» Exercise directions:
Without any change, set down every record below.

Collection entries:
━━━━━━━━━━━━━━━━━━━━━━━━━━━━━━

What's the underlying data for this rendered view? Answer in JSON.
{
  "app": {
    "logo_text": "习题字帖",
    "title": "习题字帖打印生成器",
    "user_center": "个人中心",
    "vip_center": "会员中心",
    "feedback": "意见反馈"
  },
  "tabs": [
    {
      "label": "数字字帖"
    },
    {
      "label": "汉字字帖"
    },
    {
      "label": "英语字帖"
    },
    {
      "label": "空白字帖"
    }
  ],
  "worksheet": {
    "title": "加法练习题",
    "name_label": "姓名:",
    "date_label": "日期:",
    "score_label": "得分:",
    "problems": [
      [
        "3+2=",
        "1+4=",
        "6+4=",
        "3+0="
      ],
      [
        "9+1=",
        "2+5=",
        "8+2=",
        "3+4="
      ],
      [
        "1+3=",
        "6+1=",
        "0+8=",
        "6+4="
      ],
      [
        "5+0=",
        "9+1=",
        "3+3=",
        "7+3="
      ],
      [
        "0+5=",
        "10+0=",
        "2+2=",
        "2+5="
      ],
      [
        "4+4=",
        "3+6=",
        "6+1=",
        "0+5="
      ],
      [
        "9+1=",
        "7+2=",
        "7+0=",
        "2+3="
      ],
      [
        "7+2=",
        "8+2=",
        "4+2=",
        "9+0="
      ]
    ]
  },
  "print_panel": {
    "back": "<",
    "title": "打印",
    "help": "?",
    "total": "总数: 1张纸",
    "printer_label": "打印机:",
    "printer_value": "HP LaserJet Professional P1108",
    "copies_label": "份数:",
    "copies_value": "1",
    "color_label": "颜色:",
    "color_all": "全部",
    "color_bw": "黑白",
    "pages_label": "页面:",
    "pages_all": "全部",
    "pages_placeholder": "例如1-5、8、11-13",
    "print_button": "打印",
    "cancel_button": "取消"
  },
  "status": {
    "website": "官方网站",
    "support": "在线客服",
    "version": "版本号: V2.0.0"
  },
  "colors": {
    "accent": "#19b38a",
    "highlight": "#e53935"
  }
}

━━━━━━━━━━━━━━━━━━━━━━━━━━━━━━

» Exercise result:
What's the underlying data for this rendered view? Answer in JSON.
{
  "app": {
    "logo_text": "习题字帖",
    "title": "习题字帖打印生成器",
    "user_center": "个人中心",
    "vip_center": "会员中心",
    "feedback": "意见反馈"
  },
  "tabs": [
    {
      "label": "数字字帖"
    },
    {
      "label": "汉字字帖"
    },
    {
      "label": "英语字帖"
    },
    {
      "label": "空白字帖"
    }
  ],
  "worksheet": {
    "title": "加法练习题",
    "name_label": "姓名:",
    "date_label": "日期:",
    "score_label": "得分:",
    "problems": [
      [
        "3+2=",
        "1+4=",
        "6+4=",
        "3+0="
      ],
      [
        "9+1=",
        "2+5=",
        "8+2=",
        "3+4="
      ],
      [
        "1+3=",
        "6+1=",
        "0+8=",
        "6+4="
      ],
      [
        "5+0=",
        "9+1=",
        "3+3=",
        "7+3="
      ],
      [
        "0+5=",
        "10+0=",
        "2+2=",
        "2+5="
      ],
      [
        "4+4=",
        "3+6=",
        "6+1=",
        "0+5="
      ],
      [
        "9+1=",
        "7+2=",
        "7+0=",
        "2+3="
      ],
      [
        "7+2=",
        "8+2=",
        "4+2=",
        "9+0="
      ]
    ]
  },
  "print_panel": {
    "back": "<",
    "title": "打印",
    "help": "?",
    "total": "总数: 1张纸",
    "printer_label": "打印机:",
    "printer_value": "HP LaserJet Professional P1108",
    "copies_label": "份数:",
    "copies_value": "1",
    "color_label": "颜色:",
    "color_all": "全部",
    "color_bw": "黑白",
    "pages_label": "页面:",
    "pages_all": "全部",
    "pages_placeholder": "例如1-5、8、11-13",
    "print_button": "打印",
    "cancel_button": "取消"
  },
  "status": {
    "website": "官方网站",
    "support": "在线客服",
    "version": "版本号: V2.0.0"
  },
  "colors": {
    "accent": "#19b38a",
    "highlight": "#e53935"
  }
}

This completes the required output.